— Requirement —
What follows is a set of records. Repeat them word for word.

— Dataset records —
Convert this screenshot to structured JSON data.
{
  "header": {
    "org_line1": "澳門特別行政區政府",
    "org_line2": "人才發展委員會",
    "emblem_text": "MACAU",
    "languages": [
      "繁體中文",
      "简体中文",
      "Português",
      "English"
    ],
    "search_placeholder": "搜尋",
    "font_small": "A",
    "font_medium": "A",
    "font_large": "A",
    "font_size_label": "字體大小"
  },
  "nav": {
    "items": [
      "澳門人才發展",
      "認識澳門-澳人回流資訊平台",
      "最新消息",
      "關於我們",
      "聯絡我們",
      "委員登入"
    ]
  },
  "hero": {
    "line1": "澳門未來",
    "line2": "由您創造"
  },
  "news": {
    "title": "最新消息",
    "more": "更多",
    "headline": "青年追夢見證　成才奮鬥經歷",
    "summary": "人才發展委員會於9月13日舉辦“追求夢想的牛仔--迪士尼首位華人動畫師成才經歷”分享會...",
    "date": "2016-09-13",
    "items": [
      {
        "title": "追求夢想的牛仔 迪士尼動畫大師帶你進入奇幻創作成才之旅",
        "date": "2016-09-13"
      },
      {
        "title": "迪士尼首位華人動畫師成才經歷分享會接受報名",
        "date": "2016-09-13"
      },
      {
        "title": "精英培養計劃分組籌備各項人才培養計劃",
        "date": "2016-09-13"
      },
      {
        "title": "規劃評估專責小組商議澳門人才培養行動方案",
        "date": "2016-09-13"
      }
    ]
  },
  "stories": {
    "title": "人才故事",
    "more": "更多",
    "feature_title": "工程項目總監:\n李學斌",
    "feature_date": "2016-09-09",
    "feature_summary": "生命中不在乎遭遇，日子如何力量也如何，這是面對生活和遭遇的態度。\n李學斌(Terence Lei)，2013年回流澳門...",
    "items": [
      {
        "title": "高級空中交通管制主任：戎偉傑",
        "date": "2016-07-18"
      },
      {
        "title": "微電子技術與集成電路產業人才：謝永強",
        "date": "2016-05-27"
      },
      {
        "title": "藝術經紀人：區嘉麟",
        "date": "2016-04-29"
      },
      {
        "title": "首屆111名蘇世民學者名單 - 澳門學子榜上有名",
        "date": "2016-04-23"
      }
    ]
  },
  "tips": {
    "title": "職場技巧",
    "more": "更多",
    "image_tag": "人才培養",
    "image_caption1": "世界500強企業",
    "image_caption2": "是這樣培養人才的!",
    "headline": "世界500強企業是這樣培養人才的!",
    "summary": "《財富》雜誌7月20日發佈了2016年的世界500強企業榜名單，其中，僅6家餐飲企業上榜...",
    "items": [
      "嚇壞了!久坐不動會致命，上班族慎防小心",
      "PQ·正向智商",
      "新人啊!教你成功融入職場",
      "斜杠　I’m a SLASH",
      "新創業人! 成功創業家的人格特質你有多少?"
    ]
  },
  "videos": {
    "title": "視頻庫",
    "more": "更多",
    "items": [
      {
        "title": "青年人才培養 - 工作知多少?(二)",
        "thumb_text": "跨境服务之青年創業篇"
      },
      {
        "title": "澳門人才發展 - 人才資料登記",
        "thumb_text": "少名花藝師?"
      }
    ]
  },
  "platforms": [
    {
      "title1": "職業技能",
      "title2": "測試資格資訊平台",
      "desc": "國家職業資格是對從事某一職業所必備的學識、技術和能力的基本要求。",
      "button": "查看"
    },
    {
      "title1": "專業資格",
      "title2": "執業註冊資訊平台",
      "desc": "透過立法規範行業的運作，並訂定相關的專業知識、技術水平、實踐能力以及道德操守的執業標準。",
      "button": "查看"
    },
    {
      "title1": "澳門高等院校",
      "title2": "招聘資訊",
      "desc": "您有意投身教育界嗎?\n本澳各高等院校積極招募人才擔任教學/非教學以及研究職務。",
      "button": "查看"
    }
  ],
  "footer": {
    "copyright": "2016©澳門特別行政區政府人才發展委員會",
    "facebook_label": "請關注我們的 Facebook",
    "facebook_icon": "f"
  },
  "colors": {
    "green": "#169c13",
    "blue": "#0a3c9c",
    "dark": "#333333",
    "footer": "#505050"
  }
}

— Your solution —
Convert this screenshot to structured JSON data.
{
  "header": {
    "org_line1": "澳門特別行政區政府",
    "org_line2": "人才發展委員會",
    "emblem_text": "MACAU",
    "languages": [
      "繁體中文",
      "简体中文",
      "Português",
      "English"
    ],
    "search_placeholder": "搜尋",
    "font_small": "A",
    "font_medium": "A",
    "font_large": "A",
    "font_size_label": "字體大小"
  },
  "nav": {
    "items": [
      "澳門人才發展",
      "認識澳門-澳人回流資訊平台",
      "最新消息",
      "關於我們",
      "聯絡我們",
      "委員登入"
    ]
  },
  "hero": {
    "line1": "澳門未來",
    "line2": "由您創造"
  },
  "news": {
    "title": "最新消息",
    "more": "更多",
    "headline": "青年追夢見證　成才奮鬥經歷",
    "summary": "人才發展委員會於9月13日舉辦“追求夢想的牛仔--迪士尼首位華人動畫師成才經歷”分享會...",
    "date": "2016-09-13",
    "items": [
      {
        "title": "追求夢想的牛仔 迪士尼動畫大師帶你進入奇幻創作成才之旅",
        "date": "2016-09-13"
      },
      {
        "title": "迪士尼首位華人動畫師成才經歷分享會接受報名",
        "date": "2016-09-13"
      },
      {
        "title": "精英培養計劃分組籌備各項人才培養計劃",
        "date": "2016-09-13"
      },
      {
        "title": "規劃評估專責小組商議澳門人才培養行動方案",
        "date": "2016-09-13"
      }
    ]
  },
  "stories": {
    "title": "人才故事",
    "more": "更多",
    "feature_title": "工程項目總監:\n李學斌",
    "feature_date": "2016-09-09",
    "feature_summary": "生命中不在乎遭遇，日子如何力量也如何，這是面對生活和遭遇的態度。\n李學斌(Terence Lei)，2013年回流澳門...",
    "items": [
      {
        "title": "高級空中交通管制主任：戎偉傑",
        "date": "2016-07-18"
      },
      {
        "title": "微電子技術與集成電路產業人才：謝永強",
        "date": "2016-05-27"
      },
      {
        "title": "藝術經紀人：區嘉麟",
        "date": "2016-04-29"
      },
      {
        "title": "首屆111名蘇世民學者名單 - 澳門學子榜上有名",
        "date": "2016-04-23"
      }
    ]
  },
  "tips": {
    "title": "職場技巧",
    "more": "更多",
    "image_tag": "人才培養",
    "image_caption1": "世界500強企業",
    "image_caption2": "是這樣培養人才的!",
    "headline": "世界500強企業是這樣培養人才的!",
    "summary": "《財富》雜誌7月20日發佈了2016年的世界500強企業榜名單，其中，僅6家餐飲企業上榜...",
    "items": [
      "嚇壞了!久坐不動會致命，上班族慎防小心",
      "PQ·正向智商",
      "新人啊!教你成功融入職場",
      "斜杠　I’m a SLASH",
      "新創業人! 成功創業家的人格特質你有多少?"
    ]
  },
  "videos": {
    "title": "視頻庫",
    "more": "更多",
    "items": [
      {
        "title": "青年人才培養 - 工作知多少?(二)",
        "thumb_text": "跨境服务之青年創業篇"
      },
      {
        "title": "澳門人才發展 - 人才資料登記",
        "thumb_text": "少名花藝師?"
      }
    ]
  },
  "platforms": [
    {
      "title1": "職業技能",
      "title2": "測試資格資訊平台",
      "desc": "國家職業資格是對從事某一職業所必備的學識、技術和能力的基本要求。",
      "button": "查看"
    },
    {
      "title1": "專業資格",
      "title2": "執業註冊資訊平台",
      "desc": "透過立法規範行業的運作，並訂定相關的專業知識、技術水平、實踐能力以及道德操守的執業標準。",
      "button": "查看"
    },
    {
      "title1": "澳門高等院校",
      "title2": "招聘資訊",
      "desc": "您有意投身教育界嗎?\n本澳各高等院校積極招募人才擔任教學/非教學以及研究職務。",
      "button": "查看"
    }
  ],
  "footer": {
    "copyright": "2016©澳門特別行政區政府人才發展委員會",
    "facebook_label": "請關注我們的 Facebook",
    "facebook_icon": "f"
  },
  "colors": {
    "green": "#169c13",
    "blue": "#0a3c9c",
    "dark": "#333333",
    "footer": "#505050"
  }
}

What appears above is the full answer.